Strange things that happen at the open

Each stock has its quoted open price. But how is it formed? I've logged tick data during todays opening  and plotted it in the figure below. Each point represents a tick, the color tick type (ask, bid, trade). Take a note that NYSE opens at 15:30 in my time zone. According to Google finance, the stock opened at $37.5.
As you can see, the opening price jumps all over the place in the first minutes of trading. Seems that traders are not sure of what the fair price is, but it does settle after about one minute.
One conclusion is clear, if you want a stock against its opening price, you got to act fast.


  1. It is insane to trade the open unless you are a market maker.
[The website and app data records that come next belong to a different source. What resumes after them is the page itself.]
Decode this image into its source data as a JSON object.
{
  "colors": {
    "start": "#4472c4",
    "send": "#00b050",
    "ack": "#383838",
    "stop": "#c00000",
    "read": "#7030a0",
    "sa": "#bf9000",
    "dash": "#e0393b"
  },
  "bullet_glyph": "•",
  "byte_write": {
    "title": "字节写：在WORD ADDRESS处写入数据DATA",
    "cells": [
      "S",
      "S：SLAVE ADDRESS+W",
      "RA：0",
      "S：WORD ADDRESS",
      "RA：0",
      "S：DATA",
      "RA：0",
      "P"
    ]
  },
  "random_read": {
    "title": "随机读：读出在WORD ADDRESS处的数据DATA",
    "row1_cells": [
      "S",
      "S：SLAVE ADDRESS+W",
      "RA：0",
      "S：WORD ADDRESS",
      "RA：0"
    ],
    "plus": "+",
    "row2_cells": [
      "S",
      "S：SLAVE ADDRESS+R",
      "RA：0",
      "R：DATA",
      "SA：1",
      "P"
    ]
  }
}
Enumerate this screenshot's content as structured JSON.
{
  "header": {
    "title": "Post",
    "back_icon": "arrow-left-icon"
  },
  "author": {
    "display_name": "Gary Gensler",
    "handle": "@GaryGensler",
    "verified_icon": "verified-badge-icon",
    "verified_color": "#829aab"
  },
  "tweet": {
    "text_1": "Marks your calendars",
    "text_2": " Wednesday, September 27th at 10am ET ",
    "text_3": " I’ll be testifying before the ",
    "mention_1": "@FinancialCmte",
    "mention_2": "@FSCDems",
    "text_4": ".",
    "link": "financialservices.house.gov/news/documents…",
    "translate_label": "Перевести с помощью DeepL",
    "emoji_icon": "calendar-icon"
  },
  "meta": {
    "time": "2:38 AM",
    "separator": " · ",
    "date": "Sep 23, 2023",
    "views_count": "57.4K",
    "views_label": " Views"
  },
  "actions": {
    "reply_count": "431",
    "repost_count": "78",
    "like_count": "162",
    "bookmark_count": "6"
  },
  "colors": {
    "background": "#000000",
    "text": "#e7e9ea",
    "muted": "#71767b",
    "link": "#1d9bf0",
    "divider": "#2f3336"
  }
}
The wide spreads and vol are great for market makers but not good for strategies trying to acquire a position.

    I know a number of traders that stay out of the opening 30-45 mins and use the information in that 30 mins to drive their trading for the rest of the day.

  2. @tr8dr: you are probably right. I've been struggling with unacceptable lag (~2 minutes time) and the corresponding slip in my paper trade account for days now. Have tried direct routing to ARCA instead of SMART IB routing, but this only improved things marginally. At this moment I'm seriously thinking about not trading in the first 15 mins after open. Can I make a conclusion that the quoted daily open prices are useless for designing strategies?